You have to feel a bit nostalgic seeing the advertisements for businesses such as Rowan Dairy, the Gold Shop, Oakes Motor Co., Bamby Bakers, Rustin Furniture, Salisbury Hardware, Ketner’s Super Market, Jimmie Blackwelder’s Barbecue and the Yadkin Hotel.
Peacock marveled that at one time, Salisbury had three different car dealerships that sold Plymouths. Now “they” don’t make Plymouths, he grumbled.
The Reid Goodson poem — the first thing Charlie had handed me — was called “Just Another Member of the Family.”
It was a late Father’s Day gift of sorts.
In the 1920s and 1930s, Dan Goodson was the engineer for the Old 1722, the switch engine in Salisbury that made it possible, among other duties, for the passenger train from Asheville to change tracks and head north toward Washington.
Charlie Peacock said people used to go down to the Salisbury depot in the evenings just to see Goodson and the 1722 do their work.
“As she switched across the crossing,
The people would always stand,
Just to wave the glad hand,
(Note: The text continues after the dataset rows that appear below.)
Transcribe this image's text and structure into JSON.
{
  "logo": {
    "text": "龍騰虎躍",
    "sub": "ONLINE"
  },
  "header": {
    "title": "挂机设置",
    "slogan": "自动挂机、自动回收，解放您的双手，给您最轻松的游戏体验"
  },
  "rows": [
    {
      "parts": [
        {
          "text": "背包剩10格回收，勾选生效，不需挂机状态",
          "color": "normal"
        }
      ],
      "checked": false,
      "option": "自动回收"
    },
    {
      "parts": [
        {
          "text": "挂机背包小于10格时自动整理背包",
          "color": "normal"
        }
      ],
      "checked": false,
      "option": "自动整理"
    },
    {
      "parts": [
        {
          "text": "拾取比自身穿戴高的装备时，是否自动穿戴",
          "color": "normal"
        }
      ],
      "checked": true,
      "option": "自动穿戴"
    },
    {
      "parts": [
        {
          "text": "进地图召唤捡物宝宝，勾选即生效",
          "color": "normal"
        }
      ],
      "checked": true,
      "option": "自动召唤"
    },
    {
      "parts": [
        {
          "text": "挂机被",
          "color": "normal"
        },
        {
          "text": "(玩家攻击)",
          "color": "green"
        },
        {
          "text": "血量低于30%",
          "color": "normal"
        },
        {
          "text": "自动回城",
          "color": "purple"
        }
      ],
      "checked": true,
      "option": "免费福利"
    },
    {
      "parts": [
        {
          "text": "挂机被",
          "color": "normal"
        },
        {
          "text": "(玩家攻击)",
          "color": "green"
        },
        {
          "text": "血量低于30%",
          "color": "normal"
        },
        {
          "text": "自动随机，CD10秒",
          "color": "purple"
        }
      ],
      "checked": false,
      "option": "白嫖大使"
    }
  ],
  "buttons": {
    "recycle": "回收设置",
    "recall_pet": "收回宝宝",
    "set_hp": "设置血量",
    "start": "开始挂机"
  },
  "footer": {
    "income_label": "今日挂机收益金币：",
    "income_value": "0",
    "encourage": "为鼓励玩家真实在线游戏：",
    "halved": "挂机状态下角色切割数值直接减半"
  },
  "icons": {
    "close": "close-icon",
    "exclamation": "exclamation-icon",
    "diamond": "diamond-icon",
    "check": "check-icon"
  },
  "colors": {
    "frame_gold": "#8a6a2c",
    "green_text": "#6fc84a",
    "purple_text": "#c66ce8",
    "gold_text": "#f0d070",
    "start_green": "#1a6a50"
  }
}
to their friend, old Uncle Dan”
Peacock told me that Dan Goodson had four sons; Reid, White, Ken and Elwood. Ken Goodson, a 1934 graduate of Catawba College, went on to Duke Divinity School and became a bishop in the Methodist Church.
“Dan liked to say three of his boys got jobs, the other was a preacher,” Charlie laughed.
It turns out Reid and White Goodson followed their father and worked for the railroad. As a boy, Reid “beamed with admiration” watching his father pilot Engine 1722, his poem said.
He probably never realized that one day, he would be guiding the same switch engine in Salisbury:
“I sat again in the twilight,
My wishes had all come true,
For there I sat on the seat-box
Of Seventeen Twenty-Two.”
But there’s more. Goodson wrote in verse that his stint with the switch engine didn’t last long, yet his family could not seem to escape her grip.
“Many times I have visited her,
She was a most pleasant sight,
For there sitting at the throttle
Was my younger brother White.”
As the food came and we dived in, Peacock told me — as he always does — that I could do what I wanted with the things he mentioned. Just make sure I returned the bicentennial program.
On my Tuesday with Charlie, he had the tilapia.